But it turns out that LucasArts’ “Special Edition” is a remake in only the loosest sense of the word. Despite featuring superbly enhanced graphics, a remastered score and an excellent voice cast, the game is a virtual shot-for-shot do-over that diligently mirrors its source material in terms of character models, script, even screen compositions. Fidelity is the guiding principle, to the point that, at any moment during gameplay, you can switch back to the 256-colored, MIDI-scored original version with no transitional hiccups. It is, for all its cosmetic changes, the exact same game — the equivalent, if you will, to Gus Van Sant’s 1998 “Psycho” remake/recreation.
When it comes to movie remakes, I tend to fall on the skeptical side of the aisle. It seems to me a far better idea to stick to remaking flawed films that featured a few inspired ideas than to freshen up classic films that really need no further maintenance. When Hollywood remakes “The Pink Panther” or “The Texas Chainsaw Massacre” (or, as opening this week, “Halloween II”), it does so less because those films required major tinkering than because such redos require less creative inspiration (why bother coming up with new ideas when there are proven ones just lying around?) and are easier to sell to a public already familiar with and fond of the original.
But in the video game realm, the role of technology makes the remake a very difference issue. Revisiting old games (provided you even have access to the aged console or PC hardware needed to do so) means struggling through antediluvian graphics and gameplay mechanics that — to anyone now familiar with modern games — can turn out to be an impassable barrier to enjoyment. So updating classic games with modern techno-amenities seems like a natural way to correct inherent limitations of the time they were made while retaining the core qualities that made the games great in the first place.
Still, the question of how far a game remake should go remains a prickly question. While the faithfulness of “Monkey Island” guarantees that fanboys won’t revolt, it also — by retaining an archaic gameplay system — likely limits the game’s appeal to the nostalgic.
Striking a balance isn’t impossible, as a few other modern remakes have proven. The cream of this crop is “Tomb Raider Anniversary,” a 2007 PS2 reimagining of the iconic PlayStation title created for the series’ ten-year mark. Despite being largely ignored by a gaming community that had moved on to fancy new next-gen platforms, “Anniversary” is a near-perfect remake, retaining not only the look but the feel of the Lara Croft-headlined original while utilizing modern aesthetics and, more importantly, gameplay elements from some of the franchise’s sequels. “Anniversary” marries the old with the new to ideal effect.
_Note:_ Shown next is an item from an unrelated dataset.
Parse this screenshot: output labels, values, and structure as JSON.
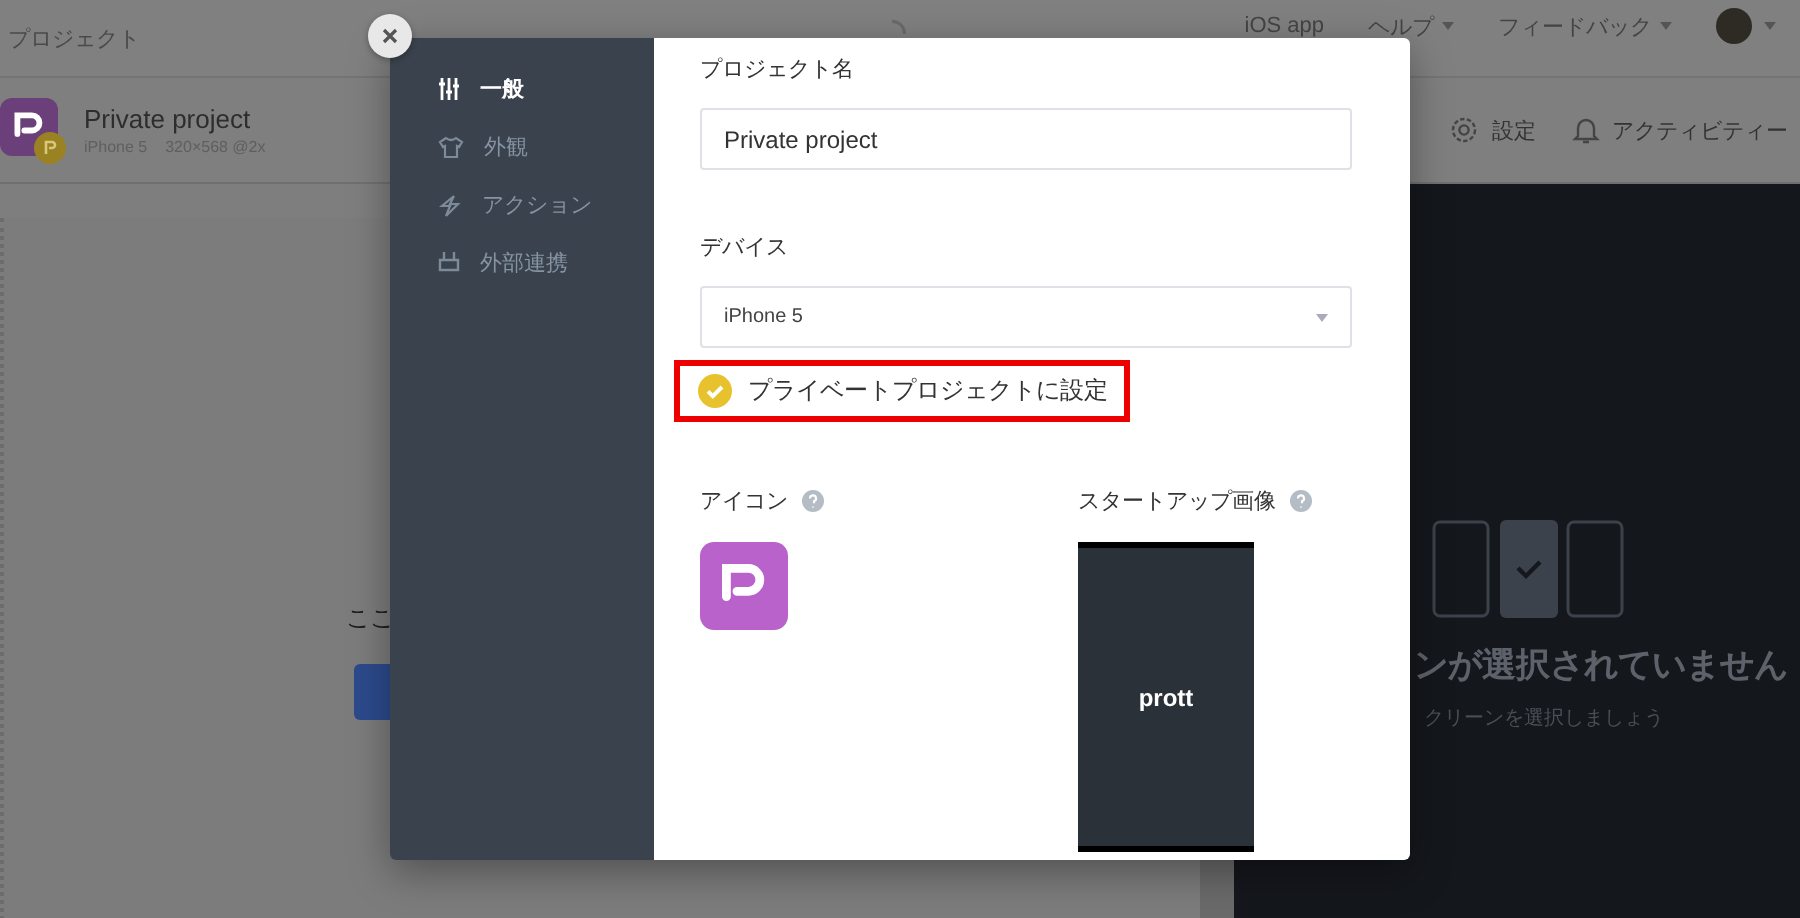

In most successful game remakes, the recipe remains the same: hew close to the original’s template while incorporating the tech advances that have since been made. Nintendo has especially benefited from the classic game revisit, thanks to the GameCube’s “Resident Evil” and “Metal Gear Solid: The Twin Snakes” and the Game Boy Advance’s “Metroid: Zero Mission,” all three of which smartly expand upon their predecessors. But no console has been immune to the craze, and smart remakes of classics have appeared on all horizons, from 2005’s “Conker: Live & Reloaded” (Xbox) to 2007’s “Prince of Persia Classic” (Xbox Live and PlayStation Network) to last year’s “Super Street Fighter II Turbo HD Remix” (Xbox Live).
There are far more than simply crass cash grabs. All of these games use contemporary tools to lovingly perk up titles now hampered by technologically outdated (and perhaps creatively lacking) forms. It’s a remarkable difference between video game remakes and their cash-grab cinematic counterparts, if one that — for all its charms — the beautifully refurbished but essentially unchanged “Monkey Island: Special Edition” fails to uncover.
The Sandbox, a column about the intersection of film and gaming, runs biweekly.